The G70 has to have these things, of course. What it doesn’t have to have but, praise be, does anyway is a number of big, easy-to-reach physical buttons. You'll likely have read about my beef with the Volvo EX30’s user interface. One of its engineers told me he believed the touchscreen was just as good to use as, if not better than, separate real buttons and dials.
I didn’t believe him then and I believed him even less when I returned to the UK and climbed back into the G70, popped on the heated seat and steering wheel, turned up the temperature, turned down the radio and adjusted the mirrors and the sensitivity of the windscreen wipers all with the merest cursory glance – and could do so without looking away from the road at all, if I tried. This stuff is vitally important. And, frankly, screw the arrogant, misguided car makers who think otherwise.
Given that, I could almost not care how well the G70 Shooting Brake otherwise drives. Thankfully, I’m finding that agreeable too, probably because it’s lower than your average SUV. More on the dynamism, though, next time.
I had a quick go in Prior’s G70 during a photoshoot recently (yes, I took a shooting break) and found it... fine.

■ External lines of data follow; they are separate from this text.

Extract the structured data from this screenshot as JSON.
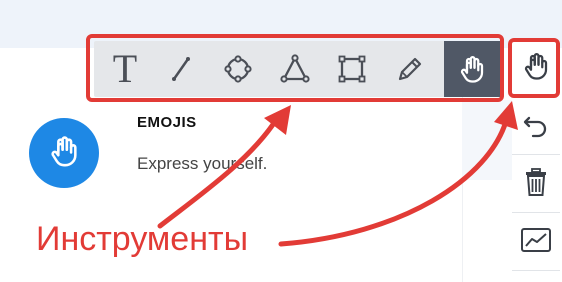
{
  "card": {
    "title": "EMOJIS",
    "subtitle": "Express yourself."
  },
  "toolbar": {
    "tools": [
      {
        "icon": "text-icon",
        "glyph": "T"
      },
      {
        "icon": "line-icon"
      },
      {
        "icon": "circle-icon"
      },
      {
        "icon": "triangle-icon"
      },
      {
        "icon": "rectangle-icon"
      },
      {
        "icon": "pencil-icon"
      },
      {
        "icon": "hand-icon",
        "active": true
      }
    ]
  },
  "side_tools": [
    {
      "icon": "hand-icon"
    },
    {
      "icon": "undo-icon"
    },
    {
      "icon": "trash-icon"
    },
    {
      "icon": "chart-icon"
    }
  ],
  "annotation": {
    "label": "Инструменты",
    "color": "#e23b36"
  },
  "colors": {
    "accent": "#1e88e5",
    "toolbar_bg": "#e5e7ea",
    "active_tool": "#505866"
  }
}
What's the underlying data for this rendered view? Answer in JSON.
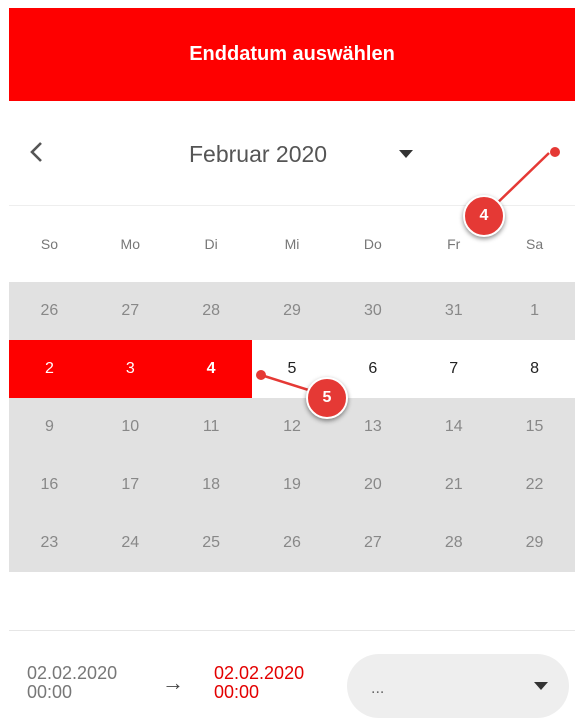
{
  "header": {
    "title": "Enddatum auswählen"
  },
  "calendar": {
    "month_label": "Februar 2020",
    "weekdays": [
      "So",
      "Mo",
      "Di",
      "Mi",
      "Do",
      "Fr",
      "Sa"
    ],
    "weeks": [
      [
        "26",
        "27",
        "28",
        "29",
        "30",
        "31",
        "1"
      ],
      [
        "2",
        "3",
        "4",
        "5",
        "6",
        "7",
        "8"
      ],
      [
        "9",
        "10",
        "11",
        "12",
        "13",
        "14",
        "15"
      ],
      [
        "16",
        "17",
        "18",
        "19",
        "20",
        "21",
        "22"
      ],
      [
        "23",
        "24",
        "25",
        "26",
        "27",
        "28",
        "29"
      ]
    ]
  },
  "footer": {
    "start_date": "02.02.2020",
    "start_time": "00:00",
    "arrow": "→",
    "end_date": "02.02.2020",
    "end_time": "00:00",
    "select_value": "..."
  },
  "annotations": {
    "badge_4": "4",
    "badge_5": "5"
  },
  "colors": {
    "accent": "#fe0000",
    "badge": "#e53935",
    "disabled_bg": "#e1e1e1"
  },
  "icons": {
    "prev": "chevron-left-icon",
    "dropdown": "caret-down-icon",
    "next": "dot-icon"
  }
}
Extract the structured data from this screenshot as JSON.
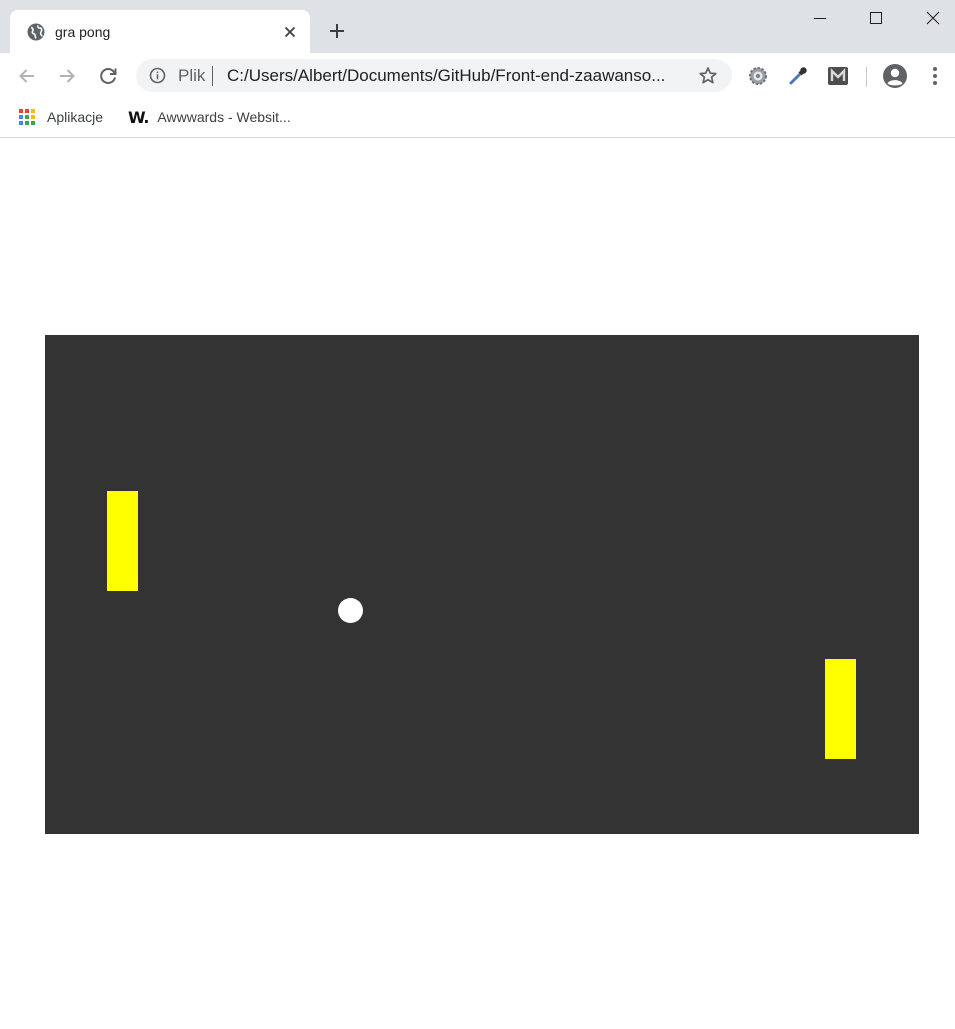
{
  "tab": {
    "title": "gra pong",
    "favicon": "globe-icon"
  },
  "toolbar": {
    "scheme": "Plik",
    "url": "C:/Users/Albert/Documents/GitHub/Front-end-zaawanso..."
  },
  "bookmarks": {
    "apps_label": "Aplikacje",
    "awwwards_logo": "W.",
    "awwwards_label": "Awwwards - Websit..."
  },
  "game": {
    "colors": {
      "background": "#333333",
      "paddle": "#ffff00",
      "ball": "#ffffff"
    }
  }
}
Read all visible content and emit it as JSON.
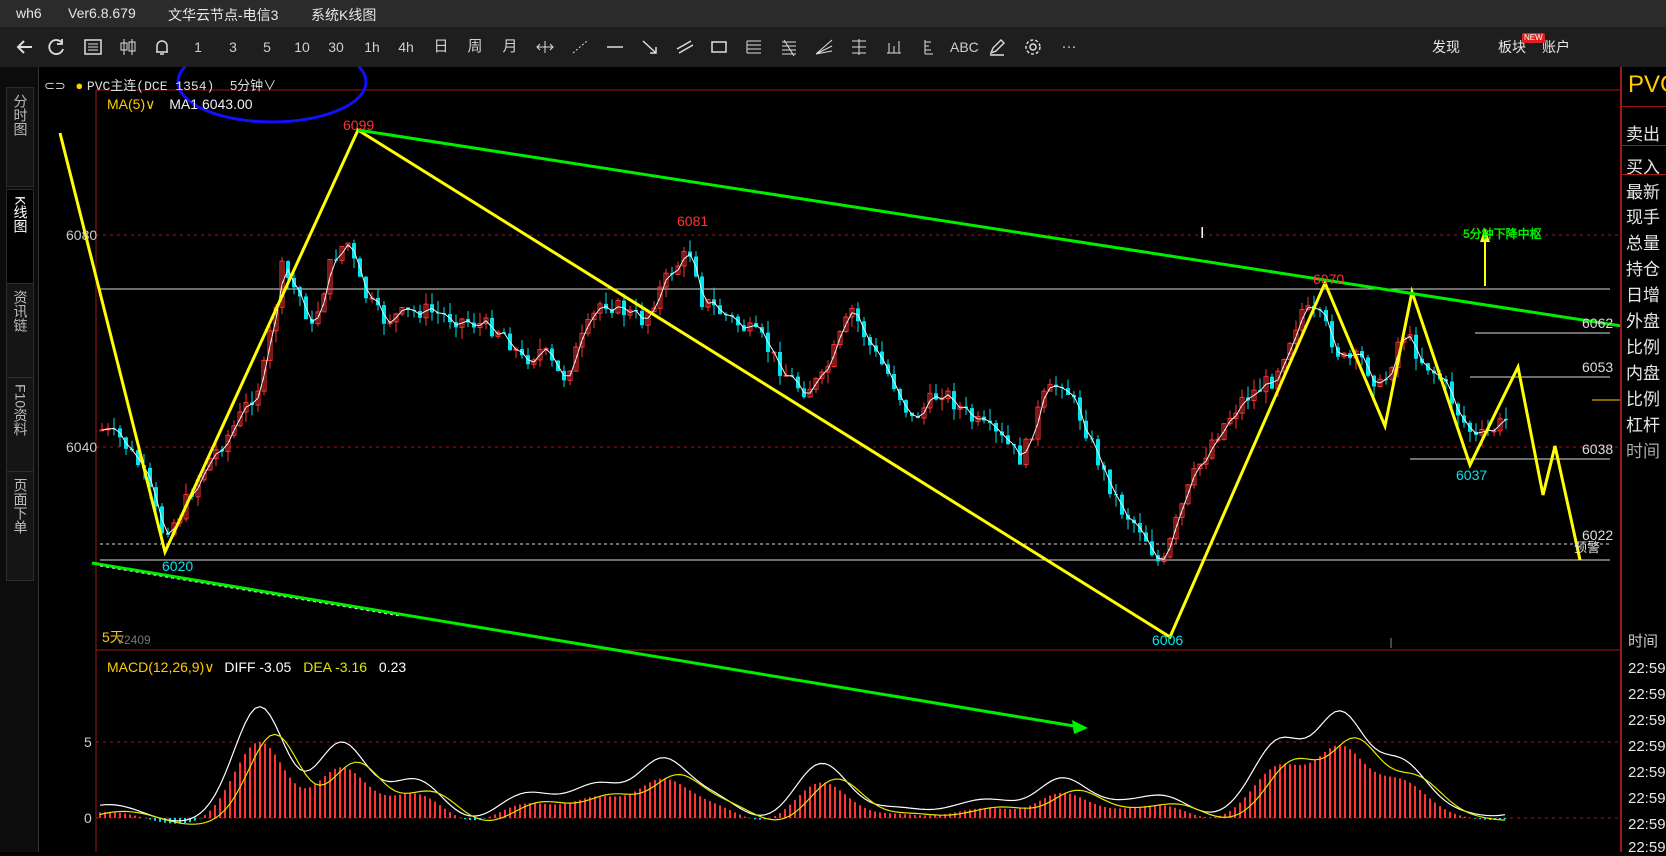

It sounds pretty fruity and steers neatly enough, but the shadow of the 3 Series looms large, and only a few thousand miles will determine whether the Genesis can step out from underneath it.
Genesis G70 Shooting Brake 2.0 T Sport specification
Specs: Price New £41,995 Price as tested £52,425 Options Innovation pack £3250, Leather Seat pack £2470, Comfort Seat pack £1850, sunroof £960, Lexicon audio £790, Metallic paint £750, 19in wheels £360
Test Data: Engine 4 cyls in-line, 1998cc, turbocharged petrol Power 241bhp at 6200rpm Torque 260lb ft at 1400-4000rpm Kerb weight 1675kg Top speed 149mph 0-62mph 6.1sec Fuel economy 31.9-35.4mpg CO2 182/km Faults None Expenses None